The principle of mutual recognition is anything but new in Malta. Take, for instance, the Mutual Recognition of Qualifications Act (2002). Even on issues that are seen by some as contentious such as divorce, Malta has not been slow from applying the principle. Let me quote from an internet article by Aaron Mifsud-Bonnici: “With regards to divorce, annulment and the capacity to remarry, one may note that prior to 1975 the Maltese Courts categorically refused to recognise foreign divorces on the ground of public policy. Following the enactment of the Marriage Act in 1975 foreign divorces were recognised if they conformed to the requirements of Section 21. Section 21 provides that the decision of a foreign court on the status of a married person, or affecting such status, shall be recognised for all purposes of law in Malta if the decision is given by a competent court of the country in which either of the parties to the proceedings is domiciled or of which either of such parties is a citizen.” (

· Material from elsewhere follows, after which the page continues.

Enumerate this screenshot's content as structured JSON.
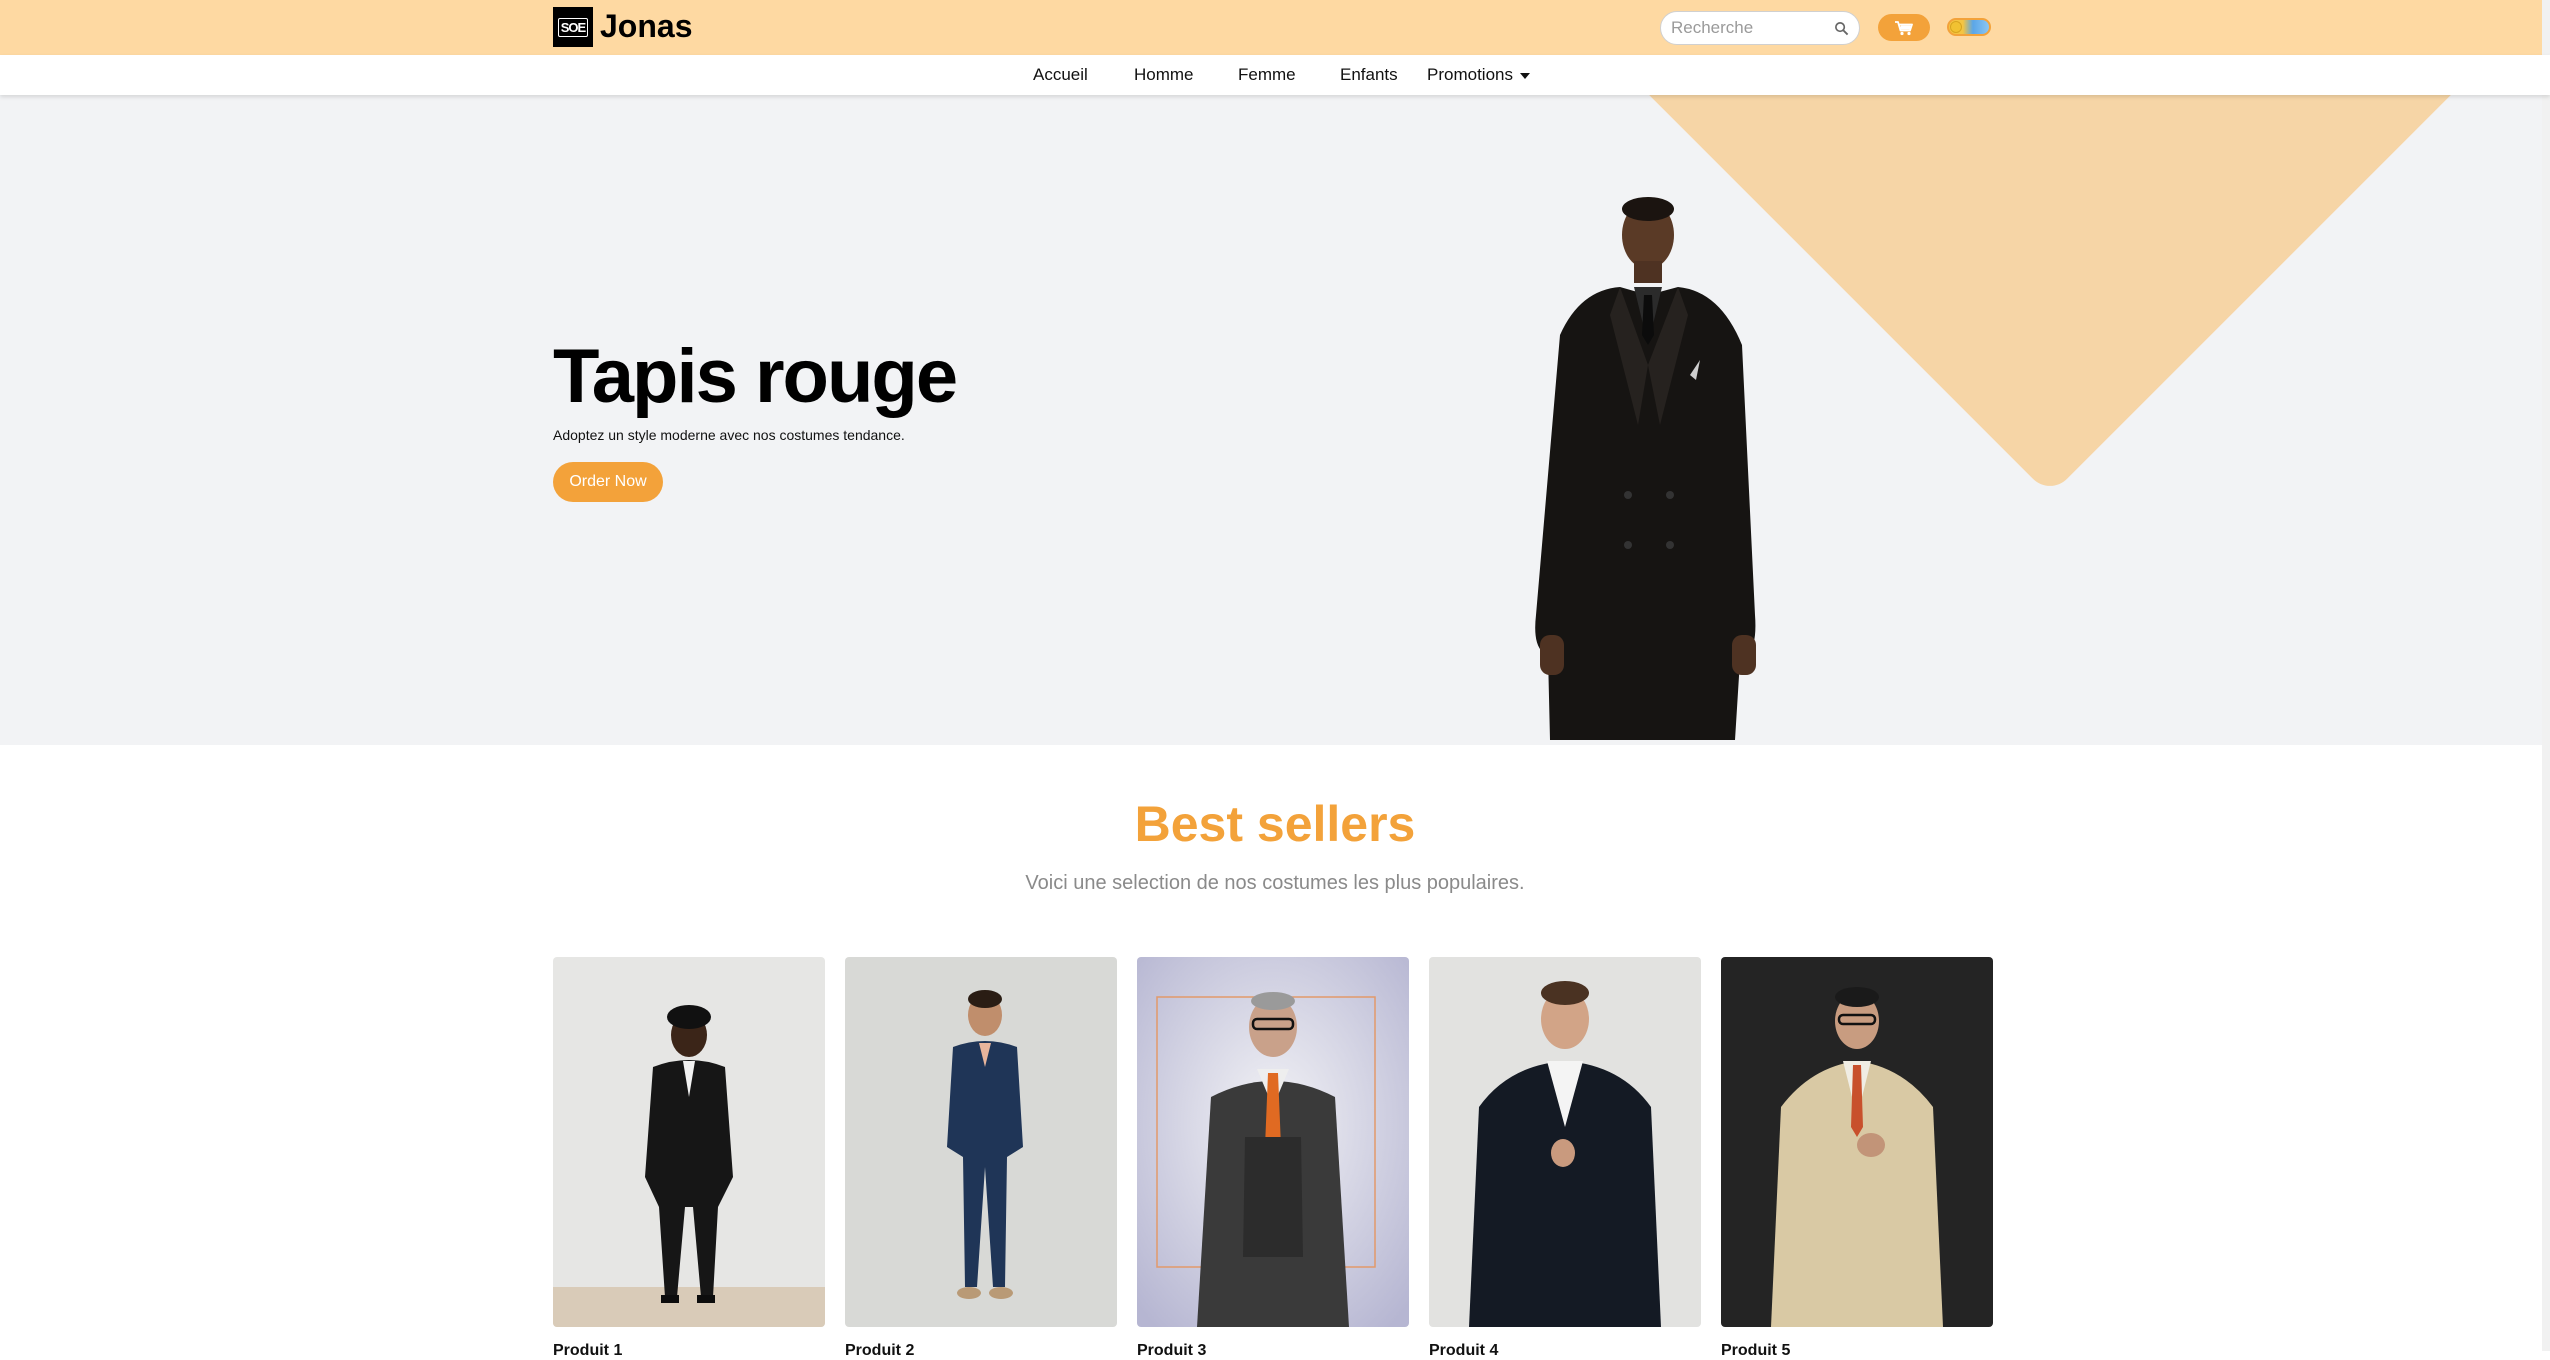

So what is so different with applying the principle of mutual recognition to same-sex marriages as it is applied to divorce granted in other countries? May I respectfully propose one answer: prejudice.
And the question is: Let us stop all this nonsense about the principle of mutual recognition and countries telling Malta what to do. If the Nationalist Party government was serious about maintaining Malta’s sovereignty, it would not have applied for membership of the European Union in the first instance.
You have already stated that you do not “favour” same sex marriages. Why is this so? Why are you opposed to same-sex marriage? What public policy grounds, if any, are you relying on? Why not come out with it?
Gay men and lesbians in Malta are tired of Nationalist Party politicians telling them how much they really love them and doing nothing about it. It is a love affair we do not enjoy. Some spice and stimulation need to be injected into the relationship. Sadly, the Party has a history of stonewalling (it did it in 1973 when Dom Mintoff decriminalised homosexuality). It is stonewalling now and will invariably continue to stonewall until the next election when a fed-up Maltese electorate including many Nationalist Party supporters will finally throw it out into the dust-bin of history. As for your assurance that you are “committed to co-operate to combat discrimination and to strive towards a more inclusive society, including the gay community”, I have to say that I can only take your declaration with a pinch of salt. After all, gay men and lesbians demand to be respected not only as individuals but also as couples and as families… and that includes same-sex marriage.

1 comment:

  1. AnonymousMay 06, 2013